[Dataset excerpts]

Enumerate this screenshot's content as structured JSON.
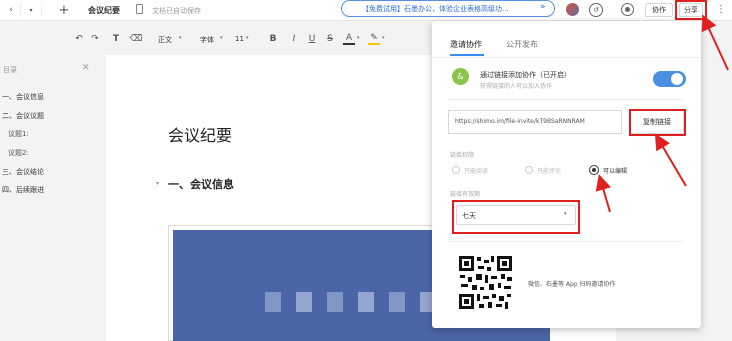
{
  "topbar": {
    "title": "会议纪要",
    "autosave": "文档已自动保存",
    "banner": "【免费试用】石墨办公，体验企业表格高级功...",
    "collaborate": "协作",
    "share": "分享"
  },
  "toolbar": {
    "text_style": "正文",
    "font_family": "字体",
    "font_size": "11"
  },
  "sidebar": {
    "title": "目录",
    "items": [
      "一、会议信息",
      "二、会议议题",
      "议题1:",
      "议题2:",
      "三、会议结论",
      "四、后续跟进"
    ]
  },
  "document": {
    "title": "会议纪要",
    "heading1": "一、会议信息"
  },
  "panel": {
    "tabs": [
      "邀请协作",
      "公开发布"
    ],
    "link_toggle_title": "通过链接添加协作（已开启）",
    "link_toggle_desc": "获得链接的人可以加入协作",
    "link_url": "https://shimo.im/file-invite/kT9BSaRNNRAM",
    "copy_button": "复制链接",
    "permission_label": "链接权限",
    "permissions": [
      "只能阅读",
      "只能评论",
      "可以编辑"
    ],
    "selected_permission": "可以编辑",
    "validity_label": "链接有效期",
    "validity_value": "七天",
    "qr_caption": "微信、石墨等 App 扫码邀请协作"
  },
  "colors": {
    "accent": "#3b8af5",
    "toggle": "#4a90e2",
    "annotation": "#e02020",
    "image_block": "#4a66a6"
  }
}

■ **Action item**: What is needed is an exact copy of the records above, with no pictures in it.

■ **Answer space**:
Enumerate this screenshot's content as structured JSON.
{
  "topbar": {
    "title": "会议纪要",
    "autosave": "文档已自动保存",
    "banner": "【免费试用】石墨办公，体验企业表格高级功...",
    "collaborate": "协作",
    "share": "分享"
  },
  "toolbar": {
    "text_style": "正文",
    "font_family": "字体",
    "font_size": "11"
  },
  "sidebar": {
    "title": "目录",
    "items": [
      "一、会议信息",
      "二、会议议题",
      "议题1:",
      "议题2:",
      "三、会议结论",
      "四、后续跟进"
    ]
  },
  "document": {
    "title": "会议纪要",
    "heading1": "一、会议信息"
  },
  "panel": {
    "tabs": [
      "邀请协作",
      "公开发布"
    ],
    "link_toggle_title": "通过链接添加协作（已开启）",
    "link_toggle_desc": "获得链接的人可以加入协作",
    "link_url": "https://shimo.im/file-invite/kT9BSaRNNRAM",
    "copy_button": "复制链接",
    "permission_label": "链接权限",
    "permissions": [
      "只能阅读",
      "只能评论",
      "可以编辑"
    ],
    "selected_permission": "可以编辑",
    "validity_label": "链接有效期",
    "validity_value": "七天",
    "qr_caption": "微信、石墨等 App 扫码邀请协作"
  },
  "colors": {
    "accent": "#3b8af5",
    "toggle": "#4a90e2",
    "annotation": "#e02020",
    "image_block": "#4a66a6"
  }
}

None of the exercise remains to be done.